(PROBLEM TO SOLVE):
For each line below, print it again exactly as shown.

[Element data from apps and pages]
++++++++
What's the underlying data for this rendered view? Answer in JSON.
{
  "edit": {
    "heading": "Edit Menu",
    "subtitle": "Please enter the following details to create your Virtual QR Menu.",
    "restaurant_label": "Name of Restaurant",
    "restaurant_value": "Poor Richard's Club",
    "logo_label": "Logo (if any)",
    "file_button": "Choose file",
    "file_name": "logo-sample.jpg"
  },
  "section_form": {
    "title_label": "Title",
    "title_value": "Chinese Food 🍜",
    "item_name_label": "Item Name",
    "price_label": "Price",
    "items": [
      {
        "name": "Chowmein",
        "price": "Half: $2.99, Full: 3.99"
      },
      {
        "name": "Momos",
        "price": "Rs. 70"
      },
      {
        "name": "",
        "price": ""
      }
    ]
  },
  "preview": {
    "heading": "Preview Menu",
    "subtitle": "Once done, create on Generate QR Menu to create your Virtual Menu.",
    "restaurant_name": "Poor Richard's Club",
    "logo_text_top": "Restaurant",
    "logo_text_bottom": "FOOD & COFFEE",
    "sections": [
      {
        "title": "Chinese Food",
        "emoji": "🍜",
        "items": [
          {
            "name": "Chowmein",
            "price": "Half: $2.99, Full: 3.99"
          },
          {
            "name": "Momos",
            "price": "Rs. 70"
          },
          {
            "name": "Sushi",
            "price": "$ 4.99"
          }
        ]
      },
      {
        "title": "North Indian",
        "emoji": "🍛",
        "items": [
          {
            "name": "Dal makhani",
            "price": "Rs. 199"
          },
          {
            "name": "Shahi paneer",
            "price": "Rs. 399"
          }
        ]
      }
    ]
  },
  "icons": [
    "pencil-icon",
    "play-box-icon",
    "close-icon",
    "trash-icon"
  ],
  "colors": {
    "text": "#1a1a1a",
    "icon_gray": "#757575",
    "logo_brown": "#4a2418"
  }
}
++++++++
(EXERCISE RESULT):
What's the underlying data for this rendered view? Answer in JSON.
{
  "edit": {
    "heading": "Edit Menu",
    "subtitle": "Please enter the following details to create your Virtual QR Menu.",
    "restaurant_label": "Name of Restaurant",
    "restaurant_value": "Poor Richard's Club",
    "logo_label": "Logo (if any)",
    "file_button": "Choose file",
    "file_name": "logo-sample.jpg"
  },
  "section_form": {
    "title_label": "Title",
    "title_value": "Chinese Food 🍜",
    "item_name_label": "Item Name",
    "price_label": "Price",
    "items": [
      {
        "name": "Chowmein",
        "price": "Half: $2.99, Full: 3.99"
      },
      {
        "name": "Momos",
        "price": "Rs. 70"
      },
      {
        "name": "",
        "price": ""
      }
    ]
  },
  "preview": {
    "heading": "Preview Menu",
    "subtitle": "Once done, create on Generate QR Menu to create your Virtual Menu.",
    "restaurant_name": "Poor Richard's Club",
    "logo_text_top": "Restaurant",
    "logo_text_bottom": "FOOD & COFFEE",
    "sections": [
      {
        "title": "Chinese Food",
        "emoji": "🍜",
        "items": [
          {
            "name": "Chowmein",
            "price": "Half: $2.99, Full: 3.99"
          },
          {
            "name": "Momos",
            "price": "Rs. 70"
          },
          {
            "name": "Sushi",
            "price": "$ 4.99"
          }
        ]
      },
      {
        "title": "North Indian",
        "emoji": "🍛",
        "items": [
          {
            "name": "Dal makhani",
            "price": "Rs. 199"
          },
          {
            "name": "Shahi paneer",
            "price": "Rs. 399"
          }
        ]
      }
    ]
  },
  "icons": [
    "pencil-icon",
    "play-box-icon",
    "close-icon",
    "trash-icon"
  ],
  "colors": {
    "text": "#1a1a1a",
    "icon_gray": "#757575",
    "logo_brown": "#4a2418"
  }
}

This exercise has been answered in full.